Go through the entries below and work out how many lines include "class"; give only that number.

───── MATERIAL PROVIDED ─────

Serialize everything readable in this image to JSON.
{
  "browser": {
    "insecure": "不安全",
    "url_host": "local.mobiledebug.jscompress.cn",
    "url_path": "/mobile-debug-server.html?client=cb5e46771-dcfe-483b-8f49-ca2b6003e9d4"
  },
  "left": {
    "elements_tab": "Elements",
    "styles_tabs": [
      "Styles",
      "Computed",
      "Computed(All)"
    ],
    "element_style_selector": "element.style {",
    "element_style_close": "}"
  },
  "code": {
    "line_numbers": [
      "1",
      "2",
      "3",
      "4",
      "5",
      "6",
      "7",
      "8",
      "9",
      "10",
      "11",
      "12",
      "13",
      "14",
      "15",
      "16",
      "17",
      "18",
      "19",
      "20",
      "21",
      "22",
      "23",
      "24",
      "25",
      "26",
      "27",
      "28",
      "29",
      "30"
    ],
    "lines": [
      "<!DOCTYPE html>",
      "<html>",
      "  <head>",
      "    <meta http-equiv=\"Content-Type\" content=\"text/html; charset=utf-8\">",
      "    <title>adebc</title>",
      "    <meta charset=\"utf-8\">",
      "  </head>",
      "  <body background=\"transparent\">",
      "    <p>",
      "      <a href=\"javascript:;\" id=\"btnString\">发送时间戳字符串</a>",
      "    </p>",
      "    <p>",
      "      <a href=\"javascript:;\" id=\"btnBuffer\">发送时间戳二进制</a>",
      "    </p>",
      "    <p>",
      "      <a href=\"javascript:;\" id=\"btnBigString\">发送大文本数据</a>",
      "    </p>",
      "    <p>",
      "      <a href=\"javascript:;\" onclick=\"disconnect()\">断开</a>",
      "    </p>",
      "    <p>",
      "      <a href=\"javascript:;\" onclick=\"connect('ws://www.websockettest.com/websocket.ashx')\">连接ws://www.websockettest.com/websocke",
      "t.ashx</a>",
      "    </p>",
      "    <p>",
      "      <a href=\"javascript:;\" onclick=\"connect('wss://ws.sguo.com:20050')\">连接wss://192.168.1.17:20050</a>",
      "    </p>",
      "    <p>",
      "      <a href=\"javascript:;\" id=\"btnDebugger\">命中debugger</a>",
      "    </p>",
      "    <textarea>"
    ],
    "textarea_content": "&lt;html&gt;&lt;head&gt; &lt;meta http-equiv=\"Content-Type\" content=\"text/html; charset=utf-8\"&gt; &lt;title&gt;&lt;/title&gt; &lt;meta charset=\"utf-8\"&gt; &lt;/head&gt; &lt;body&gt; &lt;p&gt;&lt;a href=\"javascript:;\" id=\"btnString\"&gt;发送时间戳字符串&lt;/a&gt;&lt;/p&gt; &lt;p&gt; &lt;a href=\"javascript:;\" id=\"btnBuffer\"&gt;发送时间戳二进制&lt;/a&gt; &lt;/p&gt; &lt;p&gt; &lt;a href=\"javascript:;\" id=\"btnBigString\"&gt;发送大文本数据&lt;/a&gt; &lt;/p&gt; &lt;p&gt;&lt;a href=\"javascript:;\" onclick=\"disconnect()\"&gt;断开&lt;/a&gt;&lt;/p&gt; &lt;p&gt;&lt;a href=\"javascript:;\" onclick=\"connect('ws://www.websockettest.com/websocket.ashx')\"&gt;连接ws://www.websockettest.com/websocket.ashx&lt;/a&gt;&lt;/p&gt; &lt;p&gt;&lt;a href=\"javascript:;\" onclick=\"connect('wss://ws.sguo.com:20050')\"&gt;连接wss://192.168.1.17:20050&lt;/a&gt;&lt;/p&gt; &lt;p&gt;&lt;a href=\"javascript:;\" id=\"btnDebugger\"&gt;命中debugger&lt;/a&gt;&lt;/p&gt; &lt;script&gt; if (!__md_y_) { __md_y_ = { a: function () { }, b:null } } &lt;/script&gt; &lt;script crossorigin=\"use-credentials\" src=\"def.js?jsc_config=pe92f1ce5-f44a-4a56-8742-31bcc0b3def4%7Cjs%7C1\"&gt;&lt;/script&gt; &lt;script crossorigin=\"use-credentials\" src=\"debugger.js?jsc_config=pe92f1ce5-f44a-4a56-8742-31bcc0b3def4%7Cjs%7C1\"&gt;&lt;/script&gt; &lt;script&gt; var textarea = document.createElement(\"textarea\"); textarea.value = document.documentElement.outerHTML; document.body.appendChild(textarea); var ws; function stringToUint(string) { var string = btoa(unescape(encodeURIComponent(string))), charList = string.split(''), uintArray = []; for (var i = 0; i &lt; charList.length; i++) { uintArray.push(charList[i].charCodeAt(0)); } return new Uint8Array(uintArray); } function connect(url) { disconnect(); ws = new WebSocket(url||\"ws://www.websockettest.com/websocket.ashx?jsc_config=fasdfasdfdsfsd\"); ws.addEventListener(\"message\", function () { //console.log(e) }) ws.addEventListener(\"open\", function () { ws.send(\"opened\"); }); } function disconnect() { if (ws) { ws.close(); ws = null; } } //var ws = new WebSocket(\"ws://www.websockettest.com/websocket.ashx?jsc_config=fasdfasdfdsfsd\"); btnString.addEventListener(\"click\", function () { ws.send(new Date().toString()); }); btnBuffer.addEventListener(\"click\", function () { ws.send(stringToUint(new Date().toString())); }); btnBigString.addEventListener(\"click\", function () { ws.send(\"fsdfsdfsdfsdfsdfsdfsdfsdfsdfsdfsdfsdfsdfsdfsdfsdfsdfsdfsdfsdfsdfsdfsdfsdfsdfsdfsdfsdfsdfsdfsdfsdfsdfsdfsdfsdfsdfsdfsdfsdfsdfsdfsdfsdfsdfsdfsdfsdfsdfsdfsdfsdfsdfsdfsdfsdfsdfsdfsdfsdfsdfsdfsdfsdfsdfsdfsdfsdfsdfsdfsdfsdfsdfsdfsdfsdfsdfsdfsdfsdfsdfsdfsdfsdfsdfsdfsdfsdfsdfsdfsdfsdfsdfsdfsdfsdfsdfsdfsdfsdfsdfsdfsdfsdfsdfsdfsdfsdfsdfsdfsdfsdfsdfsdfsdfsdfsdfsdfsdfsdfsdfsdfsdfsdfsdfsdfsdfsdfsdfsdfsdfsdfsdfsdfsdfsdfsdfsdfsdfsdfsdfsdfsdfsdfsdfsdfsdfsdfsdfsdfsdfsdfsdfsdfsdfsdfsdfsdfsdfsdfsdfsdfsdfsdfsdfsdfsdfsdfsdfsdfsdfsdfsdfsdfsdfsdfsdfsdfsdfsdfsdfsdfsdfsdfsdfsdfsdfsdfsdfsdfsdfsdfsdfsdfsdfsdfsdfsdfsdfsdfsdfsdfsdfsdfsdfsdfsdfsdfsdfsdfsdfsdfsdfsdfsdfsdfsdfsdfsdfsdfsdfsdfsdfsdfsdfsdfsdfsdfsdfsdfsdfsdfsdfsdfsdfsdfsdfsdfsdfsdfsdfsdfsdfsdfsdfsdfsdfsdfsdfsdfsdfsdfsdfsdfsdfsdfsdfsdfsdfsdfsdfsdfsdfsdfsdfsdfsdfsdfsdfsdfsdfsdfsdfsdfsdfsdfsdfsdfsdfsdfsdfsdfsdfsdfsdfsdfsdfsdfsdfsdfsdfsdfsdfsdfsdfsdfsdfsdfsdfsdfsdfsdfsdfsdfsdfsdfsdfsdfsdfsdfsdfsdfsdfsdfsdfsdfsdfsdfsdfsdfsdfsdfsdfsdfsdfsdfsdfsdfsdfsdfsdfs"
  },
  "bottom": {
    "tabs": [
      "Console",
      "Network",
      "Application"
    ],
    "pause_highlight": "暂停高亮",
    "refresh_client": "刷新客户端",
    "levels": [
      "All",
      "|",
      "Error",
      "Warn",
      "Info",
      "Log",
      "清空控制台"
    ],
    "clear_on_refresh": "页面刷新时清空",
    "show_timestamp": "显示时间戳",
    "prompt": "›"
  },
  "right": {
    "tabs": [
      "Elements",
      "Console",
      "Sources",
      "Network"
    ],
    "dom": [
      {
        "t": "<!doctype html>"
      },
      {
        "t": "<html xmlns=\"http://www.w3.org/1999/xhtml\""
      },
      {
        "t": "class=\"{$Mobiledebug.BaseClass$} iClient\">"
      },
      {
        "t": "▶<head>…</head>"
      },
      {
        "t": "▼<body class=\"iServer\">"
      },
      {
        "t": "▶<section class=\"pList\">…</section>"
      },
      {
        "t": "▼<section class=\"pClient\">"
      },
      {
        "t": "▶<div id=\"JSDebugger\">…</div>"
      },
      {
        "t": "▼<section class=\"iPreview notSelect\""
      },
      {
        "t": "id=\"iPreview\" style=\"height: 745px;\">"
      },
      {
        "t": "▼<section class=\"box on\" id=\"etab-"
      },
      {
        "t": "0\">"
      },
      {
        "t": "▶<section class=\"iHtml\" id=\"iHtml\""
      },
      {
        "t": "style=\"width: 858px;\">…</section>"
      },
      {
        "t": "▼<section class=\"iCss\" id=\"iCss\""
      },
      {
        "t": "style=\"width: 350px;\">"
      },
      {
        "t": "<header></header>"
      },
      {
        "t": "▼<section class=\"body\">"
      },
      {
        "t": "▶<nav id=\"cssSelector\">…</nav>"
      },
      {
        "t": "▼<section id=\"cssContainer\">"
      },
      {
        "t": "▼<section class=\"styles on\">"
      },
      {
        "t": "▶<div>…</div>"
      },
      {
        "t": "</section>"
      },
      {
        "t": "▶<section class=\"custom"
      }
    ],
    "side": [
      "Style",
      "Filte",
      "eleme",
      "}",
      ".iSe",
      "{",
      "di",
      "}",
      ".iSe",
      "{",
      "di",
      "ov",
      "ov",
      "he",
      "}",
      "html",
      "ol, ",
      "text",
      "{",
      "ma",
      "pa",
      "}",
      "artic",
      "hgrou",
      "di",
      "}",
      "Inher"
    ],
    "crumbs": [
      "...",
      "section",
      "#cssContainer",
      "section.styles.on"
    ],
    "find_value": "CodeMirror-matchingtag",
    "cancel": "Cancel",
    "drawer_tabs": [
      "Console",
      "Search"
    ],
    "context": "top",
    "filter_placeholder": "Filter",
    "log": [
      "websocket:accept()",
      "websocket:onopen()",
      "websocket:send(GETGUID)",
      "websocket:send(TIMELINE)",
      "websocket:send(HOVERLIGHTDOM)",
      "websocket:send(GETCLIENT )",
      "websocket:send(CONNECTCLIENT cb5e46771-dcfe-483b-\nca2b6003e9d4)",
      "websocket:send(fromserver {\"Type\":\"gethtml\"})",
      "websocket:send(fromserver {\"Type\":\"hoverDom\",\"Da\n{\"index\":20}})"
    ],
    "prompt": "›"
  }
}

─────

EXERCISE RESULT ▸
11